Your guide to pairing white wine with at-home classics.
Grilled Cheese: Cheese, butter and toasted bread are pretty much a no-brainer when it comes to wine pairing. A nice, oaky Chardonnay will do the trick. Stick with a classic and choose one from Burgundy or Napa.
Beef Stew: Rich, tender and juicy beef stews are a great way to beat the winter blues. Pair yours with a California Marsanne from Santa Barbara or Paso Robles. The ripe fruit flavors, rich minerality and hints of brown baking spices, like cinnamon and nutmeg, make this a match made in heaven.
Chili: Beef, tomatoes and spice call for high acid and strong tropical-fruit flavors that can compete. Sauvignon Blanc from New Zealand or South Africa will definitely fit the bill.
Black Bean Soup: Think Albariño. Whether from Spain, California or Washington State, the bracing acidity, stone-fruit flavors and citrus notes easily complement the earthiness of this full-flavored soup.
Chicken Soup: Grandma’s chicken soup deserves a well-made Pinot Grigio from Italy or a Pinot Gris from California or Alsace. The crisp minerality and light floral notes make every mouthful a sheer delight.
Vegetable Soup/Minestrone: Consider a light white wine with a heavy mineral profile like Malvasia from Italy or Istria. The crisp, clean notes showcase the ripe, intense vegetable flavors of these hearty soups.
Roast Chicken: A Rhône-style blend—whether from France or California’s Central Coast—will offer nice spice and floral overtones to go with chicken rubbed with lemon and herbs.
Meat Loaf: Shake up mom’s Sunday meat loaf and pair it with an oak-aged Semillon from South Australia. Ripe fruit flavors, rich fullness and caramelized toffee notes provide great balance for all that meaty goodness.
Chicken Pot Pie: Light, buttery pastry crust and savory chicken chunks cry out for a California or Rhône Valley Viognier.

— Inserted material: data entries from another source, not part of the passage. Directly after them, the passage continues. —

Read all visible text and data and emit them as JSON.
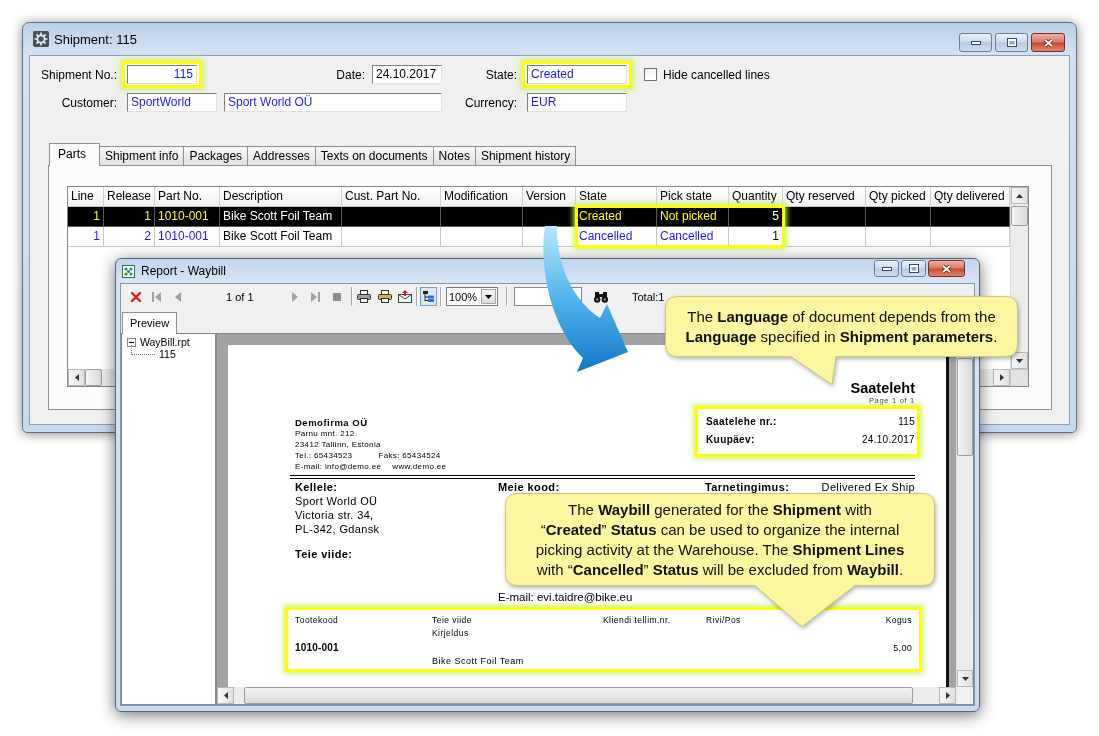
{
  "shipment_window": {
    "title": "Shipment: 115",
    "form": {
      "shipment_no": {
        "label": "Shipment No.:",
        "value": "115",
        "editable": false,
        "highlighted": true
      },
      "date": {
        "label": "Date:",
        "value": "24.10.2017",
        "editable": true
      },
      "state": {
        "label": "State:",
        "value": "Created",
        "editable": false,
        "highlighted": true
      },
      "hide_cancelled_lines": {
        "label": "Hide cancelled lines",
        "checked": false
      },
      "customer": {
        "label": "Customer:",
        "code": "SportWorld",
        "name": "Sport World OÜ",
        "editable": false
      },
      "currency": {
        "label": "Currency:",
        "value": "EUR",
        "editable": false
      }
    },
    "tabs": [
      {
        "label": "Parts",
        "selected": true
      },
      {
        "label": "Shipment info",
        "selected": false
      },
      {
        "label": "Packages",
        "selected": false
      },
      {
        "label": "Addresses",
        "selected": false
      },
      {
        "label": "Texts on documents",
        "selected": false
      },
      {
        "label": "Notes",
        "selected": false
      },
      {
        "label": "Shipment history",
        "selected": false
      }
    ],
    "table": {
      "columns": [
        {
          "label": "Line",
          "highlighted": false
        },
        {
          "label": "Release",
          "highlighted": false
        },
        {
          "label": "Part No.",
          "highlighted": false
        },
        {
          "label": "Description",
          "highlighted": false
        },
        {
          "label": "Cust. Part No.",
          "highlighted": false
        },
        {
          "label": "Modification",
          "highlighted": false
        },
        {
          "label": "Version",
          "highlighted": false
        },
        {
          "label": "State",
          "highlighted": true
        },
        {
          "label": "Pick state",
          "highlighted": true
        },
        {
          "label": "Quantity",
          "highlighted": true
        },
        {
          "label": "Qty reserved",
          "highlighted": false
        },
        {
          "label": "Qty picked",
          "highlighted": false
        },
        {
          "label": "Qty delivered",
          "highlighted": false
        }
      ],
      "rows": [
        {
          "selected": true,
          "cells": [
            {
              "text": "1",
              "readonly": true
            },
            {
              "text": "1",
              "readonly": true
            },
            {
              "text": "1010-001",
              "readonly": true
            },
            {
              "text": "Bike Scott Foil Team",
              "readonly": false
            },
            null,
            null,
            null,
            {
              "text": "Created",
              "readonly": true
            },
            {
              "text": "Not picked",
              "readonly": true
            },
            {
              "text": "5",
              "readonly": false
            },
            null,
            null,
            null
          ]
        },
        {
          "selected": false,
          "cells": [
            {
              "text": "1",
              "readonly": true
            },
            {
              "text": "2",
              "readonly": true
            },
            {
              "text": "1010-001",
              "readonly": true
            },
            {
              "text": "Bike Scott Foil Team",
              "readonly": false
            },
            null,
            null,
            null,
            {
              "text": "Cancelled",
              "readonly": true
            },
            {
              "text": "Cancelled",
              "readonly": true
            },
            {
              "text": "1",
              "readonly": false
            },
            null,
            null,
            null
          ]
        }
      ]
    }
  },
  "report_window": {
    "title": "Report - Waybill",
    "toolbar": {
      "page_indicator": "1 of 1",
      "zoom": "100%",
      "total": "Total:1"
    },
    "side_tab": {
      "label": "Preview",
      "selected": true
    },
    "tree": [
      {
        "label": "WayBill.rpt",
        "expanded": true,
        "children": [
          {
            "label": "115"
          }
        ]
      }
    ],
    "document": {
      "title": "Saateleht",
      "page_info": "Page 1 of 1",
      "company": {
        "name": "Demofirma OÜ",
        "address": [
          "Parnu mnt. 212",
          "23412 Tallinn, Estonia"
        ],
        "phone": "Tel.: 65434523",
        "fax": "Faks: 65434524",
        "email": "E-mail: info@demo.ee",
        "website": "www.demo.ee"
      },
      "header_box": {
        "highlighted": true,
        "rows": [
          {
            "label": "Saatelehe nr.:",
            "value": "115"
          },
          {
            "label": "Kuupäev:",
            "value": "24.10.2017"
          }
        ]
      },
      "recipient": {
        "label": "Kellele:",
        "lines": [
          "Sport World OÜ",
          "Victoria str. 34,",
          "PL-342, Gdansk"
        ]
      },
      "reference_label": "Teie viide:",
      "our_code_label": "Meie kood:",
      "contact_email": "E-mail: evi.taidre@bike.eu",
      "delivery_terms": {
        "label": "Tarnetingimus:",
        "value": "Delivered Ex Ship"
      },
      "lines_table": {
        "highlighted": true,
        "columns": [
          "Tootekood",
          "Teie viide",
          "Kliendi tellim.nr.",
          "Rivi/Pos",
          "Kogus"
        ],
        "description_header": "Kirjeldus",
        "rows": [
          {
            "code": "1010-001",
            "quantity": "5,00",
            "description": "Bike Scott Foil Team"
          }
        ]
      }
    }
  },
  "callouts": [
    {
      "text": "The **Language** of document depends from the\n**Language** specified in **Shipment parameters**."
    },
    {
      "text": "The **Waybill** generated for the **Shipment** with\n“**Created**” **Status** can be used to organize the internal\npicking activity at the Warehouse. The **Shipment Lines**\nwith “**Cancelled**” **Status** will be excluded from **Waybill**."
    }
  ]
}
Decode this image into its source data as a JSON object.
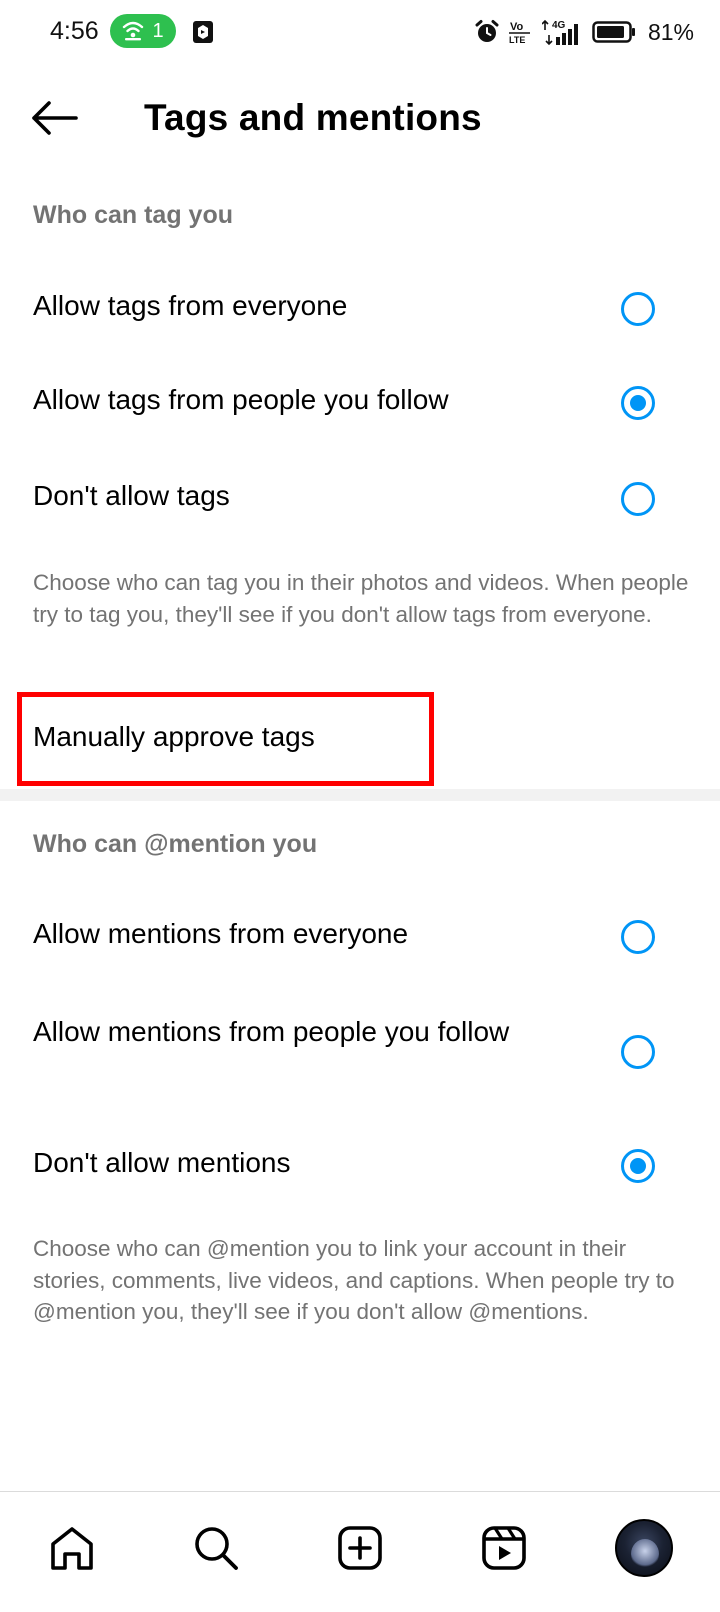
{
  "status_bar": {
    "time": "4:56",
    "hotspot_count": "1",
    "network": "4G",
    "volte": "Vo LTE",
    "battery_percent": "81%"
  },
  "header": {
    "title": "Tags and mentions",
    "back_icon": "arrow-left-icon"
  },
  "tags_section": {
    "heading": "Who can tag you",
    "options": [
      {
        "label": "Allow tags from everyone",
        "selected": false
      },
      {
        "label": "Allow tags from people you follow",
        "selected": true
      },
      {
        "label": "Don't allow tags",
        "selected": false
      }
    ],
    "description": "Choose who can tag you in their photos and videos. When people try to tag you, they'll see if you don't allow tags from everyone.",
    "manual_approve_label": "Manually approve tags"
  },
  "mentions_section": {
    "heading": "Who can @mention you",
    "options": [
      {
        "label": "Allow mentions from everyone",
        "selected": false
      },
      {
        "label": "Allow mentions from people you follow",
        "selected": false
      },
      {
        "label": "Don't allow mentions",
        "selected": true
      }
    ],
    "description": "Choose who can @mention you to link your account in their stories, comments, live videos, and captions. When people try to @mention you, they'll see if you don't allow @mentions."
  },
  "bottom_nav": {
    "items": [
      "home-icon",
      "search-icon",
      "create-icon",
      "reels-icon",
      "profile-avatar"
    ]
  },
  "colors": {
    "accent": "#0095f6",
    "secondary_text": "#737373",
    "highlight": "#ff0000",
    "hotspot": "#2ec04f"
  }
}
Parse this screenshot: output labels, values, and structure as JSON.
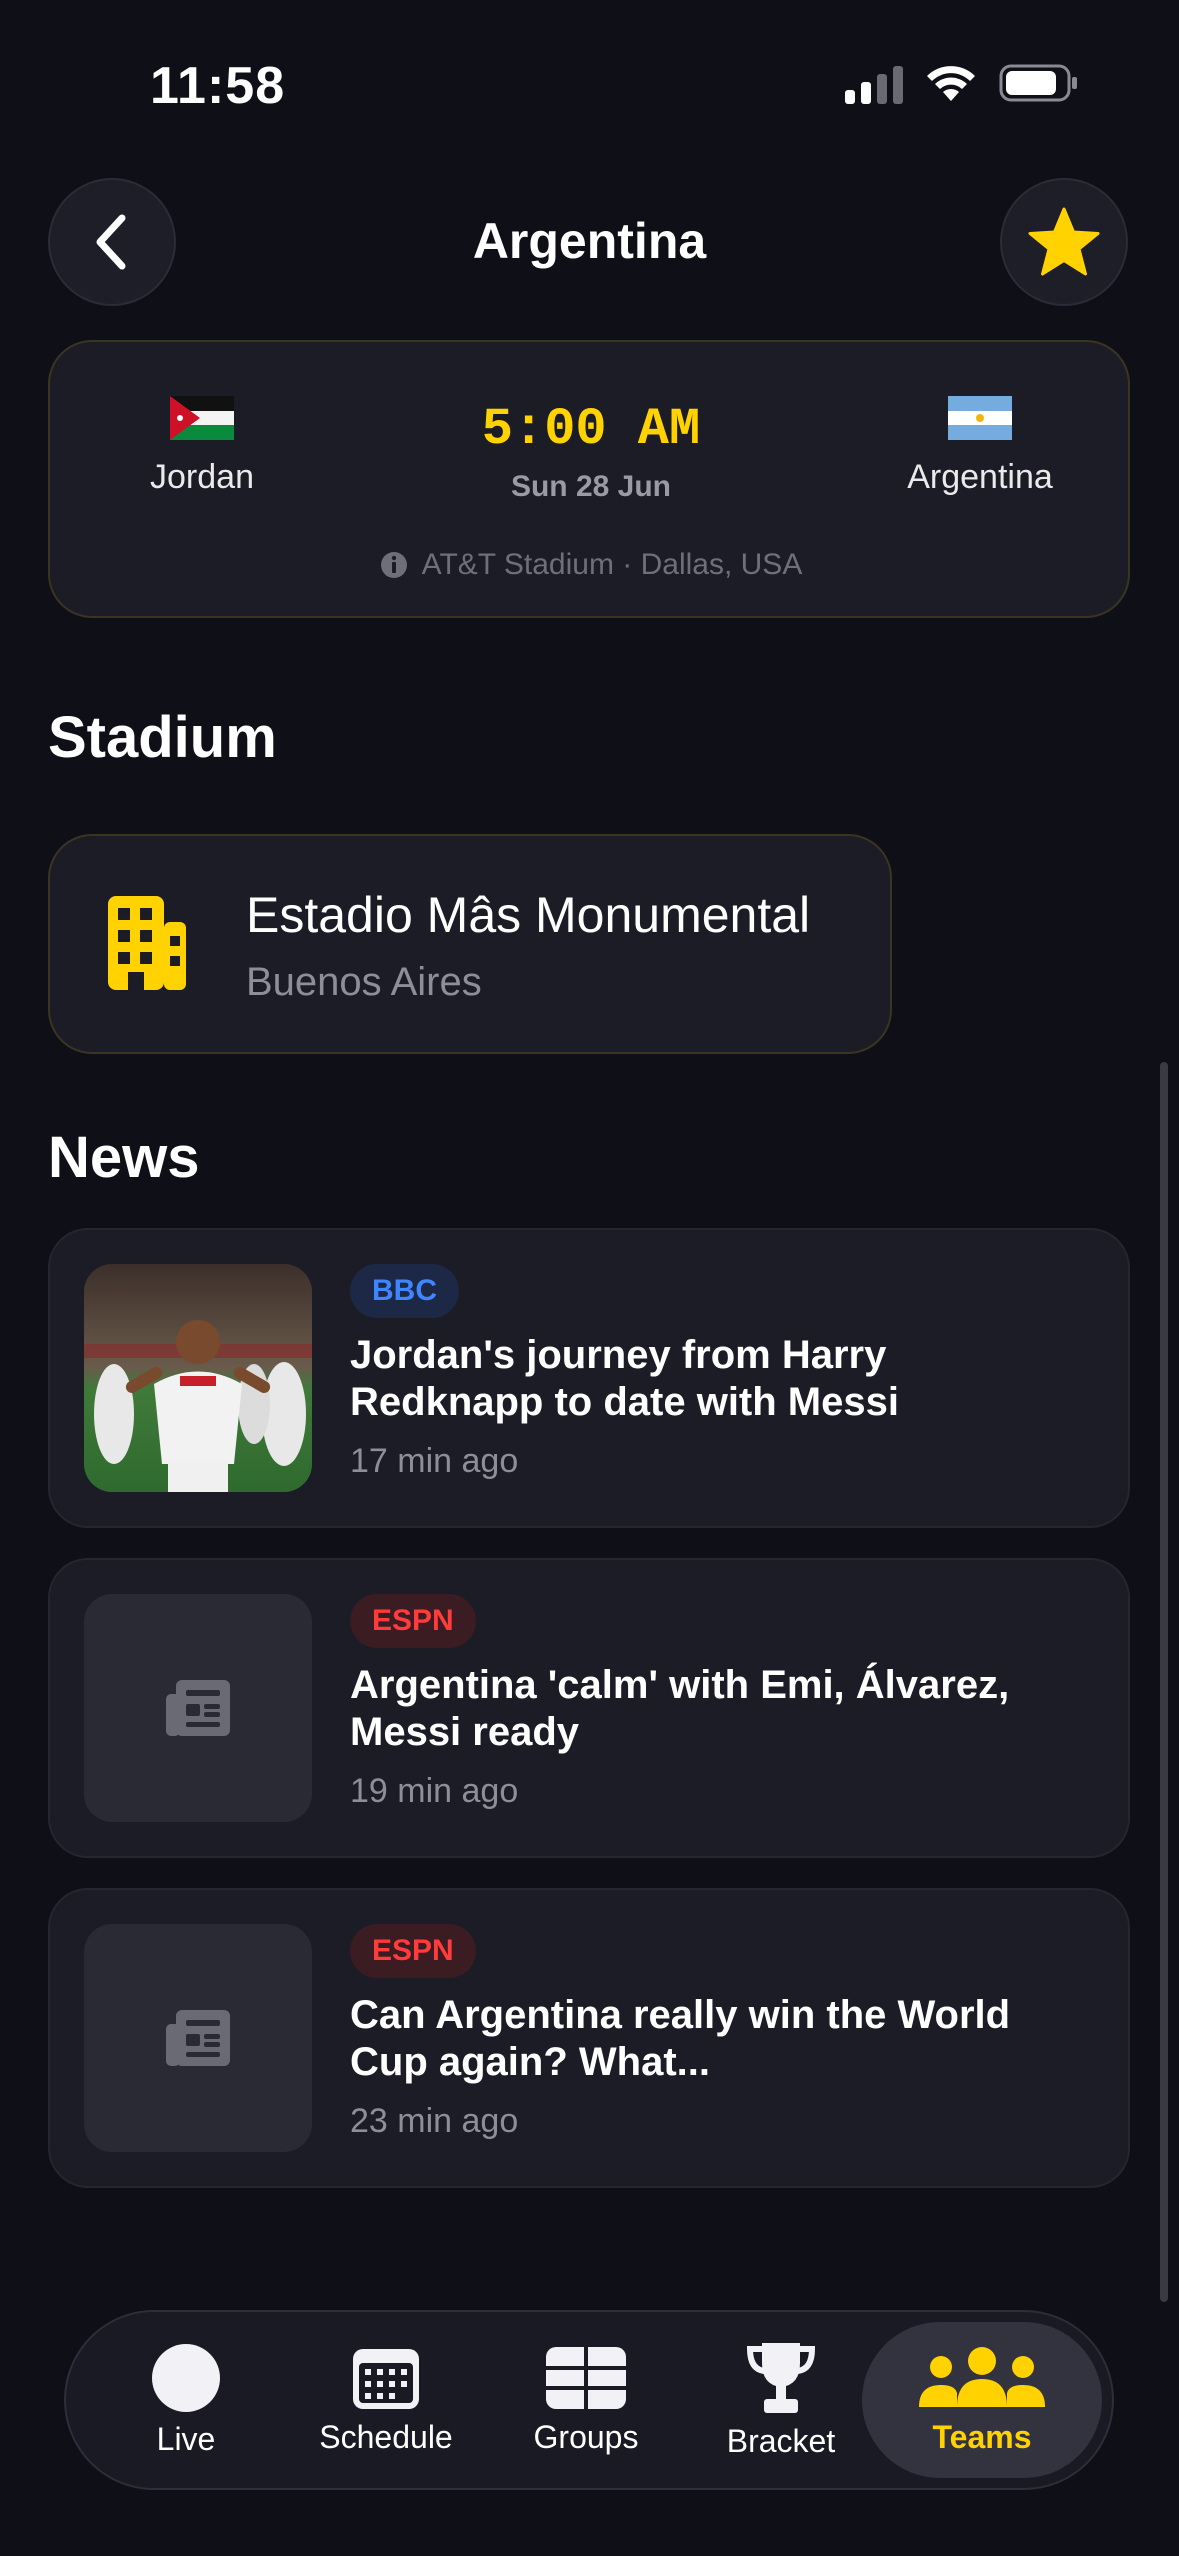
{
  "status_bar": {
    "time": "11:58"
  },
  "header": {
    "title": "Argentina",
    "back_icon": "chevron-left-icon",
    "favorite_icon": "star-icon"
  },
  "match": {
    "home_team": "Jordan",
    "away_team": "Argentina",
    "time": "5:00 AM",
    "date": "Sun 28 Jun",
    "venue": "AT&T Stadium · Dallas, USA"
  },
  "stadium_section": {
    "title": "Stadium",
    "name": "Estadio Mâs Monumental",
    "city": "Buenos Aires",
    "icon": "building-icon"
  },
  "news_section": {
    "title": "News",
    "items": [
      {
        "source": "BBC",
        "title": "Jordan's journey from Harry Redknapp to date with Messi",
        "time": "17 min ago"
      },
      {
        "source": "ESPN",
        "title": "Argentina 'calm' with Emi, Álvarez, Messi ready",
        "time": "19 min ago"
      },
      {
        "source": "ESPN",
        "title": "Can Argentina really win the World Cup again? What...",
        "time": "23 min ago"
      }
    ]
  },
  "tab_bar": {
    "items": [
      {
        "label": "Live",
        "icon": "live-dot-icon"
      },
      {
        "label": "Schedule",
        "icon": "calendar-icon"
      },
      {
        "label": "Groups",
        "icon": "grid-icon"
      },
      {
        "label": "Bracket",
        "icon": "trophy-icon"
      },
      {
        "label": "Teams",
        "icon": "people-icon"
      }
    ],
    "active": "Teams"
  },
  "colors": {
    "background": "#0f0f17",
    "card": "#1c1c26",
    "accent": "#ffd200",
    "bbc": "#3d86ff",
    "espn": "#ff3b3b"
  }
}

Graceful ripe fruit flavors and zesty acidity are a great match for this traditional American classic.
Lasagna: Serve a bright white with this Italian-American favorite, like a Fiano from southern Italy. The wine’s fresh citrus notes will hold up to the tomato, and the almond and honey notes will complement the baked mozzarella.